Createa New G8 Food Security Initiative. As the G-8 prepares to meet next month at Camp David, the lack of progress on food security is of great concern. The L’Aquila Food Security Initiative (agreed upon at the 2009 G8 summit) has seen inadequate progress and the financial pledges are set to expire this year. ONE argues that a new global compact on food security should include a commitment to provide at least $12 billion in additional funding, focus on country ownership, and create clear goals and outcome targets.
Galvanize Sustainable Private Sector Investment. The private sector has a crucial role to play in African agriculture, and investments are needed to improve seeds and fertilizers, farming practices, distribution and marketing, among others. African governments should focus on attracting the private sector by creating policies and regulations to improve the business climate, safeguard land rights, and improve rural infrastructure and regional integration.

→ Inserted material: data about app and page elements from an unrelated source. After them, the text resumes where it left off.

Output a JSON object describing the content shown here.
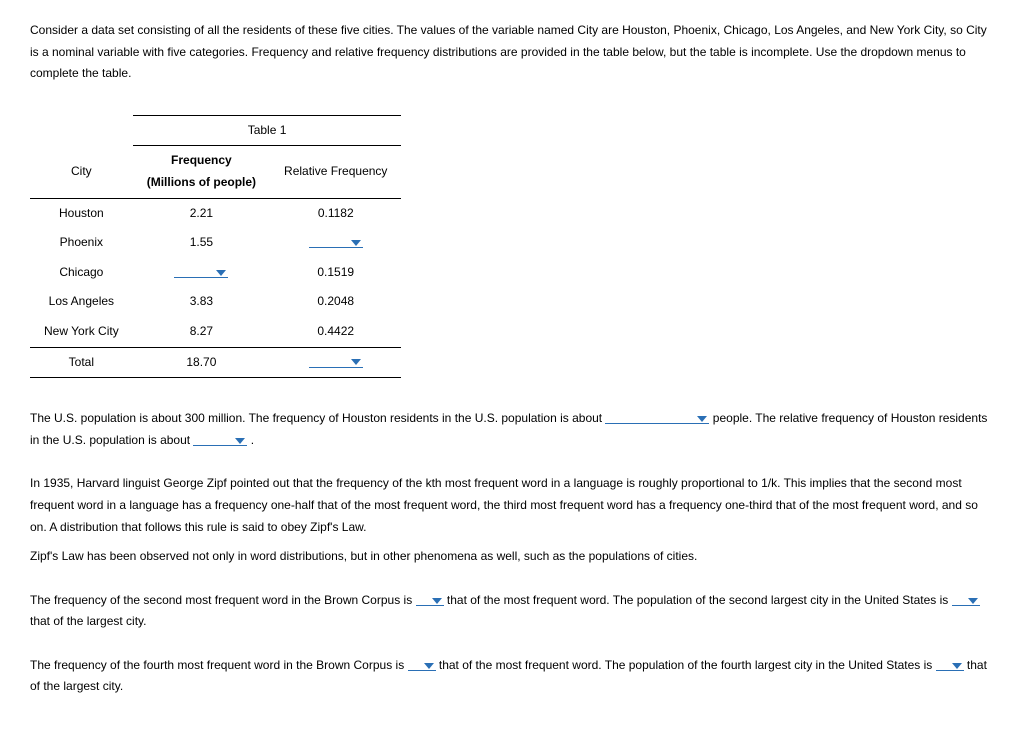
{
  "intro": "Consider a data set consisting of all the residents of these five cities. The values of the variable named City are Houston, Phoenix, Chicago, Los Angeles, and New York City, so City is a nominal variable with five categories. Frequency and relative frequency distributions are provided in the table below, but the table is incomplete. Use the dropdown menus to complete the table.",
  "table": {
    "title": "Table 1",
    "headers": {
      "city": "City",
      "freq_top": "Frequency",
      "freq_sub": "(Millions of people)",
      "relfreq": "Relative Frequency"
    },
    "rows": [
      {
        "city": "Houston",
        "freq": "2.21",
        "relfreq": "0.1182",
        "freq_dd": false,
        "relfreq_dd": false
      },
      {
        "city": "Phoenix",
        "freq": "1.55",
        "relfreq": "",
        "freq_dd": false,
        "relfreq_dd": true
      },
      {
        "city": "Chicago",
        "freq": "",
        "relfreq": "0.1519",
        "freq_dd": true,
        "relfreq_dd": false
      },
      {
        "city": "Los Angeles",
        "freq": "3.83",
        "relfreq": "0.2048",
        "freq_dd": false,
        "relfreq_dd": false
      },
      {
        "city": "New York City",
        "freq": "8.27",
        "relfreq": "0.4422",
        "freq_dd": false,
        "relfreq_dd": false
      }
    ],
    "total": {
      "label": "Total",
      "freq": "18.70",
      "relfreq_dd": true
    }
  },
  "p1": {
    "a": "The U.S. population is about 300 million. The frequency of Houston residents in the U.S. population is about ",
    "b": " people. The relative frequency of Houston residents in the U.S. population is about ",
    "c": " ."
  },
  "p2": "In 1935, Harvard linguist George Zipf pointed out that the frequency of the kth most frequent word in a language is roughly proportional to 1/k. This implies that the second most frequent word in a language has a frequency one-half that of the most frequent word, the third most frequent word has a frequency one-third that of the most frequent word, and so on. A distribution that follows this rule is said to obey Zipf's Law.",
  "p3": "Zipf's Law has been observed not only in word distributions, but in other phenomena as well, such as the populations of cities.",
  "p4": {
    "a": "The frequency of the second most frequent word in the Brown Corpus is ",
    "b": " that of the most frequent word. The population of the second largest city in the United States is ",
    "c": " that of the largest city."
  },
  "p5": {
    "a": "The frequency of the fourth most frequent word in the Brown Corpus is ",
    "b": " that of the most frequent word. The population of the fourth largest city in the United States is ",
    "c": " that of the largest city."
  }
}
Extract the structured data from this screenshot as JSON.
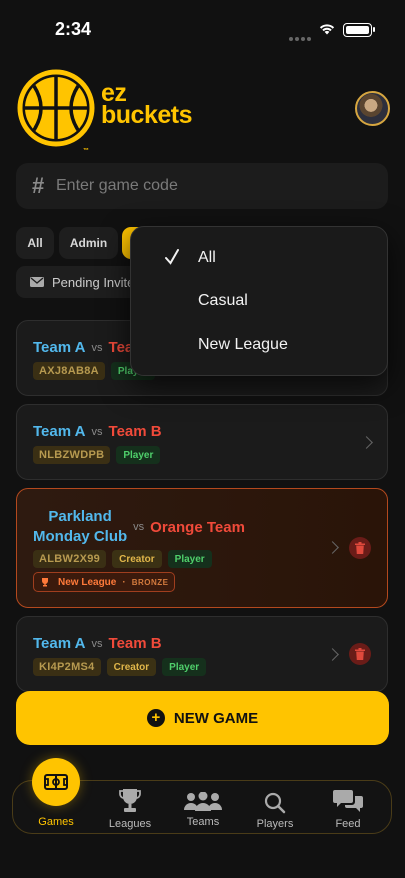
{
  "status": {
    "time": "2:34"
  },
  "brand": {
    "line1": "ez",
    "line2": "buckets",
    "tm": "™"
  },
  "search": {
    "hash": "#",
    "placeholder": "Enter game code"
  },
  "filters": {
    "all": "All",
    "admin": "Admin",
    "pending": "Pending Invites"
  },
  "dropdown": {
    "items": [
      "All",
      "Casual",
      "New League"
    ],
    "selected": "All"
  },
  "games": [
    {
      "team_a": "Team A",
      "vs": "vs",
      "team_b": "Team B",
      "code": "AXJ8AB8A",
      "roles": [
        "Player"
      ]
    },
    {
      "team_a": "Team A",
      "vs": "vs",
      "team_b": "Team B",
      "code": "NLBZWDPB",
      "roles": [
        "Player"
      ]
    },
    {
      "team_a": "Parkland Monday Club",
      "team_a_line1": "Parkland",
      "team_a_line2": "Monday Club",
      "vs": "vs",
      "team_b": "Orange Team",
      "code": "ALBW2X99",
      "roles": [
        "Creator",
        "Player"
      ],
      "league": "New League",
      "tier": "BRONZE"
    },
    {
      "team_a": "Team A",
      "vs": "vs",
      "team_b": "Team B",
      "code": "KI4P2MS4",
      "roles": [
        "Creator",
        "Player"
      ]
    }
  ],
  "new_game": {
    "label": "NEW GAME",
    "plus": "+"
  },
  "tabs": {
    "games": "Games",
    "leagues": "Leagues",
    "teams": "Teams",
    "players": "Players",
    "feed": "Feed"
  },
  "colors": {
    "accent": "#ffc400",
    "team_a": "#52b8ec",
    "team_b": "#f04a3a",
    "background": "#111111"
  }
}
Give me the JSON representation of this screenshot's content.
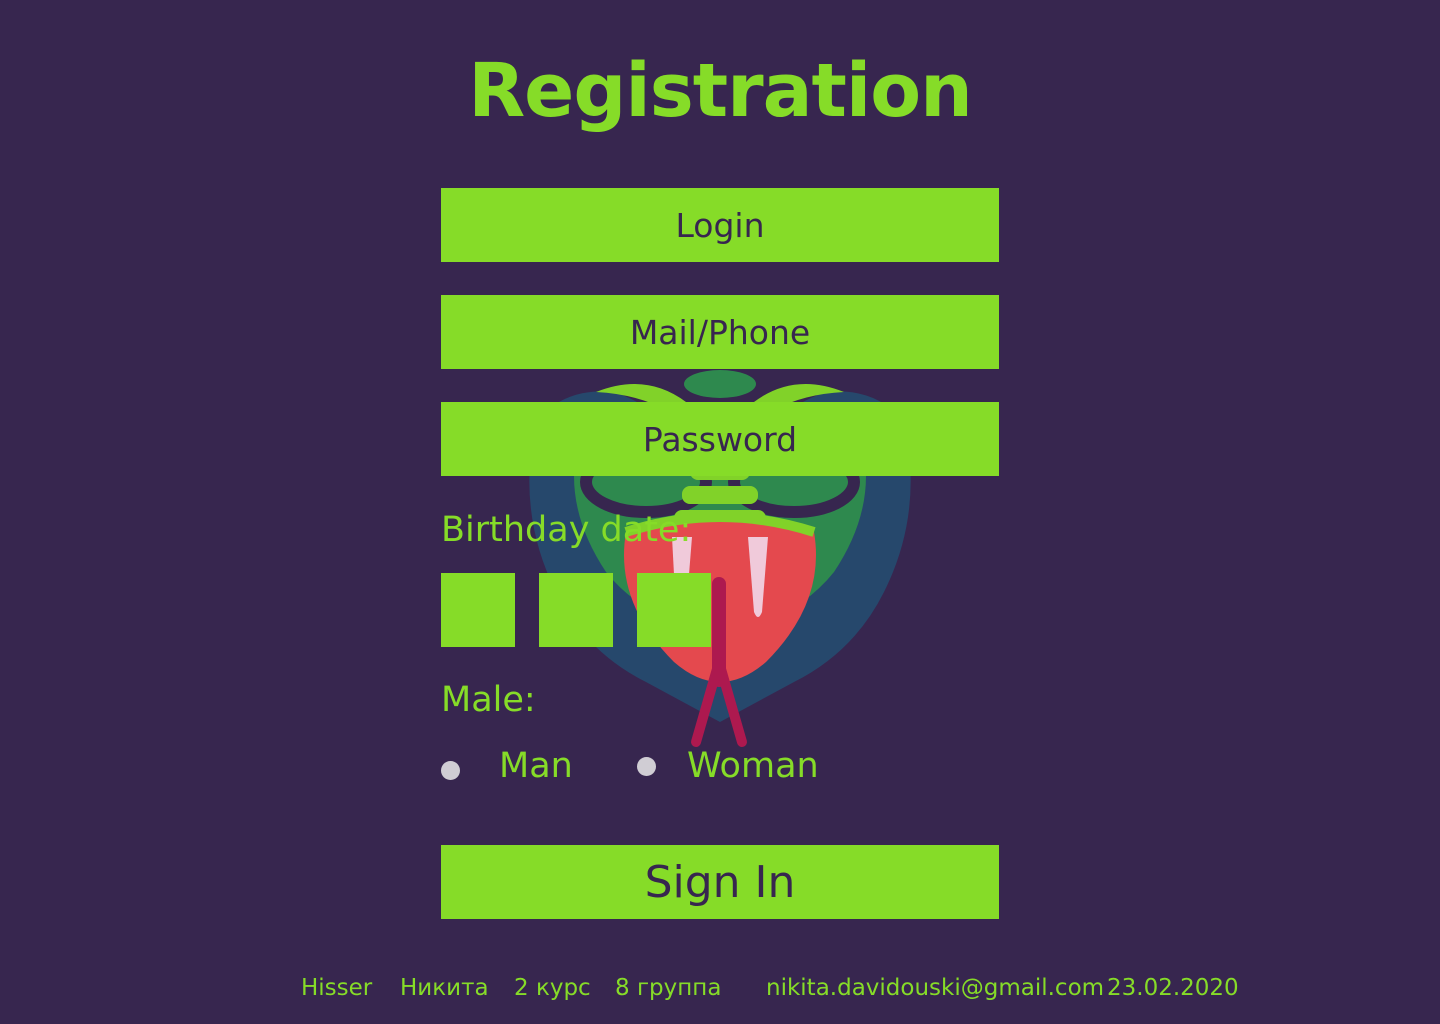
{
  "page": {
    "title": "Registration",
    "colors": {
      "background": "#37264f",
      "accent": "#86dc28",
      "field_text": "#37264f",
      "radio": "#d0cdd4"
    }
  },
  "form": {
    "login_placeholder": "Login",
    "login_value": "",
    "mail_placeholder": "Mail/Phone",
    "mail_value": "",
    "password_placeholder": "Password",
    "password_value": "",
    "birthday_label": "Birthday date:",
    "birthday_fields": [
      "",
      "",
      ""
    ],
    "gender_label": "Male:",
    "gender_options": [
      "Man",
      "Woman"
    ],
    "submit_label": "Sign In"
  },
  "background_image": {
    "icon": "snake-head-icon"
  },
  "footer": {
    "brand": "Hisser",
    "name": "Никита",
    "course": "2 курс",
    "group": "8 группа",
    "email": "nikita.davidouski@gmail.com",
    "date": "23.02.2020"
  }
}
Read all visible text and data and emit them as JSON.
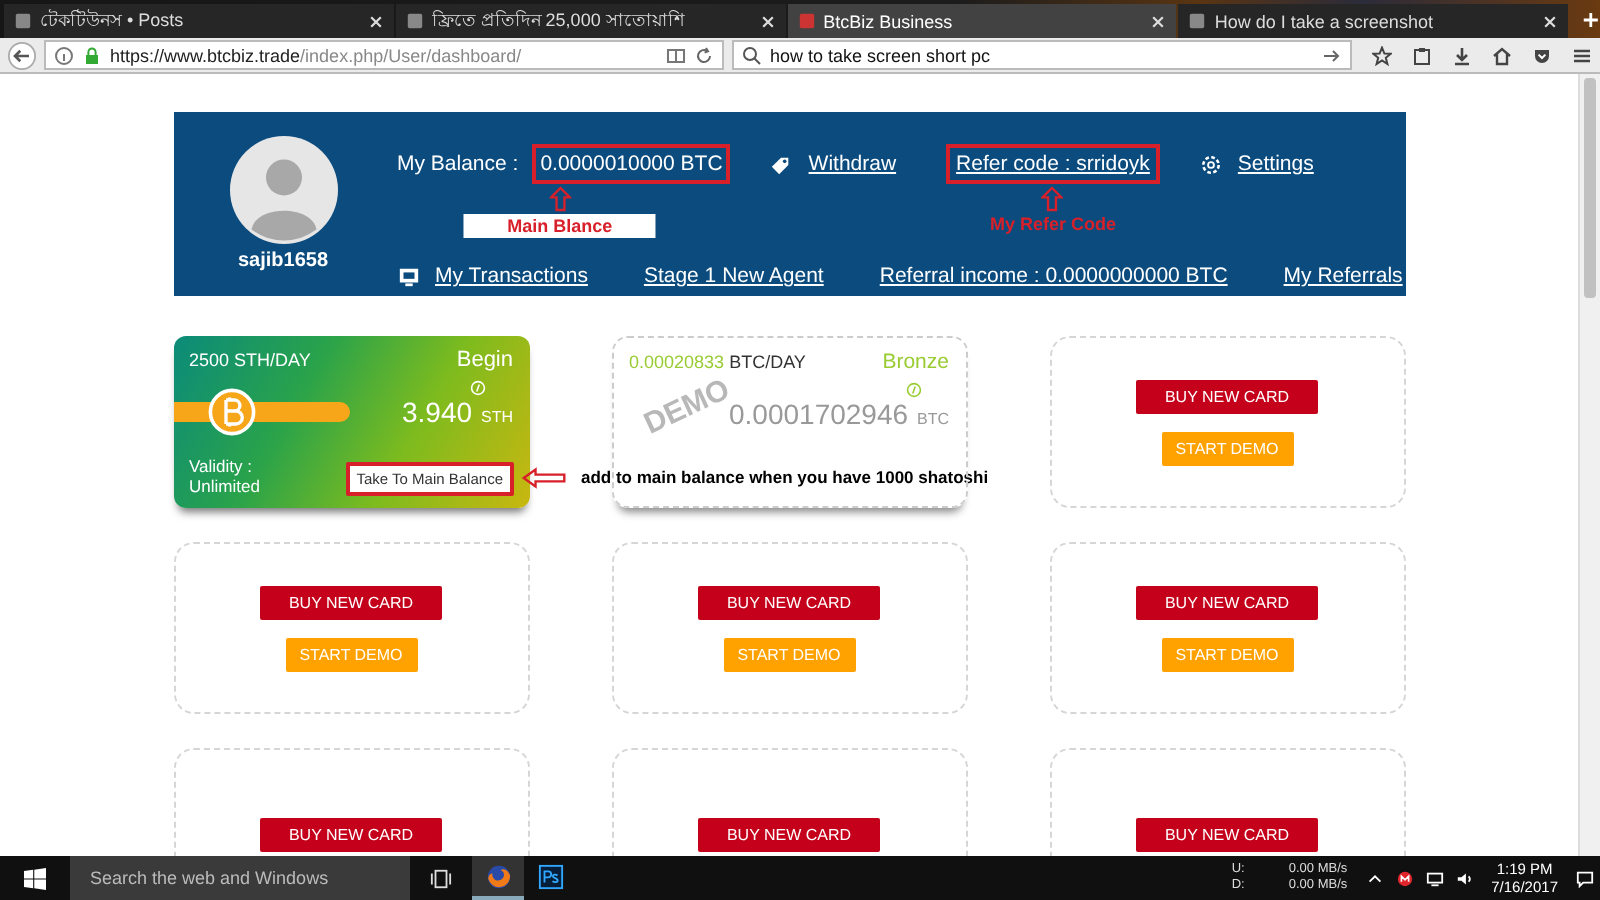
{
  "browser": {
    "tabs": [
      {
        "label": "টেকটিউনস • Posts",
        "selected": false
      },
      {
        "label": "ফ্রিতে প্রতিদিন 25,000 সাতোয়াশি",
        "selected": false
      },
      {
        "label": "BtcBiz Business",
        "selected": true
      },
      {
        "label": "How do I take a screenshot",
        "selected": false
      }
    ],
    "address": {
      "host": "https://www.btcbiz.trade",
      "path": "/index.php/User/dashboard/"
    },
    "search": {
      "value": "how to take screen short pc"
    }
  },
  "header": {
    "username": "sajib1658",
    "row_1": [
      {
        "kind": "balance",
        "label": "My Balance :",
        "value": "0.0000010000 BTC",
        "highlighted": true,
        "note": "Main Blance"
      },
      {
        "kind": "withdraw",
        "label": "Withdraw",
        "highlighted": false
      },
      {
        "kind": "plain",
        "label": "Refer code : srridoyk",
        "highlighted": true,
        "note": "My Refer Code"
      },
      {
        "kind": "settings",
        "label": "Settings",
        "highlighted": false
      }
    ],
    "row_2": [
      {
        "kind": "transactions",
        "label": "My Transactions",
        "highlighted": false
      },
      {
        "kind": "plain",
        "label": "Stage 1 New Agent",
        "highlighted": false
      },
      {
        "kind": "plain",
        "label": "Referral income : 0.0000000000 BTC",
        "highlighted": false
      },
      {
        "kind": "plain",
        "label": "My Referrals",
        "highlighted": false
      }
    ]
  },
  "cards": [
    {
      "kind": "active",
      "rate": "2500 STH/DAY",
      "tier": "Begin",
      "amount": "3.940",
      "unit": "STH",
      "validity": [
        "Validity :",
        "Unlimited"
      ],
      "button": "Take To Main Balance",
      "highlighted": true,
      "note": "add to main balance when you have 1000 shatoshi"
    },
    {
      "kind": "demo",
      "rate_value": "0.00020833",
      "rate_unit": "BTC/DAY",
      "tier": "Bronze",
      "amount": "0.0001702946",
      "unit": "BTC",
      "stamp": "DEMO"
    },
    {
      "kind": "empty",
      "buttons": [
        {
          "kind": "buy",
          "label": "BUY NEW CARD"
        },
        {
          "kind": "demo",
          "label": "START DEMO"
        }
      ]
    },
    {
      "kind": "empty",
      "buttons": [
        {
          "kind": "buy",
          "label": "BUY NEW CARD"
        },
        {
          "kind": "demo",
          "label": "START DEMO"
        }
      ]
    },
    {
      "kind": "empty",
      "buttons": [
        {
          "kind": "buy",
          "label": "BUY NEW CARD"
        },
        {
          "kind": "demo",
          "label": "START DEMO"
        }
      ]
    },
    {
      "kind": "empty",
      "buttons": [
        {
          "kind": "buy",
          "label": "BUY NEW CARD"
        },
        {
          "kind": "demo",
          "label": "START DEMO"
        }
      ]
    },
    {
      "kind": "empty",
      "buttons": [
        {
          "kind": "buy",
          "label": "BUY NEW CARD"
        }
      ]
    },
    {
      "kind": "empty",
      "buttons": [
        {
          "kind": "buy",
          "label": "BUY NEW CARD"
        }
      ]
    },
    {
      "kind": "empty",
      "buttons": [
        {
          "kind": "buy",
          "label": "BUY NEW CARD"
        }
      ]
    }
  ],
  "taskbar": {
    "search": {
      "placeholder": "Search the web and Windows"
    },
    "apps": [
      {
        "kind": "firefox",
        "active": true
      },
      {
        "kind": "photoshop",
        "active": false
      }
    ],
    "network": [
      {
        "label": "U:",
        "speed": "0.00 MB/s"
      },
      {
        "label": "D:",
        "speed": "0.00 MB/s"
      }
    ],
    "time": "1:19 PM",
    "date": "7/16/2017"
  }
}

Address Structural Problems and Price Volatility. Food prices have remained high and unpredictable since the global food crisis in 2007/8, which continues to push millions further into poverty. The ONE report argues that world leaders must adhere to the Agriculture Action Plan (agreed at the Cannes G20 in 2011) and undertake financial market reforms as recommended by the Financial Stability Board. It also suggests that the European Union should create a regulatory body similar to the US Commodities Futures Trading Commission.
At CGD, we have convened a working group on the Rome-based agencies (FAO, WFP and IFAD), to suggest ways in which these agencies can work together to address hunger and food security. The group will also focus on how to make member states more accountable for their actions related to food and agriculture, especially when these actions have wide-ranging impacts regionally and globally.
CGD blog posts reflect theviews of the authors drawing on prior research and experience in their areas of expertise. CGD does not take institutional positions.
Senator Bob Corker (R-TN) and Representative Ed Royce (R-CA) have teamed up with Democratic colleagues Senator Chris Coons (D-DE) and Representative Earl Blumenauer (D-OR) to introduce new legislation that would reform US international food aid to deliver more help to more people in crisis, faster.
As donors gather next week in Rome to pledge funds to the International Fund for Agriculture Development , they may be wondering where the United States is. Given the generally high marks this independent fund earns for development effectiveness, the uncertainty around a US pledge is troubling. In this “America First” moment, it’s worth asking when it comes to IFAD, what’s in it for the United States and what will be lost if the United States drops out?
One of the mysteries of development economics is why more people in subsistence agriculture don't migrate to cities where incomes are much, much higher. New data suggests one answer: when they move, their incomes may not go up as much as we thought.
Members of the World Trade Organization will be meeting next week in Buenos Aires to discuss the future of agricultural and other trade policies that could have important implications for food security and jobs in developing countries (eventually). And members of the US House and Senate agricultural committees will be meeting through next year to craft a new five-year farm bill that will help shape global markets and determine how much and how quickly US food aid can be delivered to people in desperate need around the world.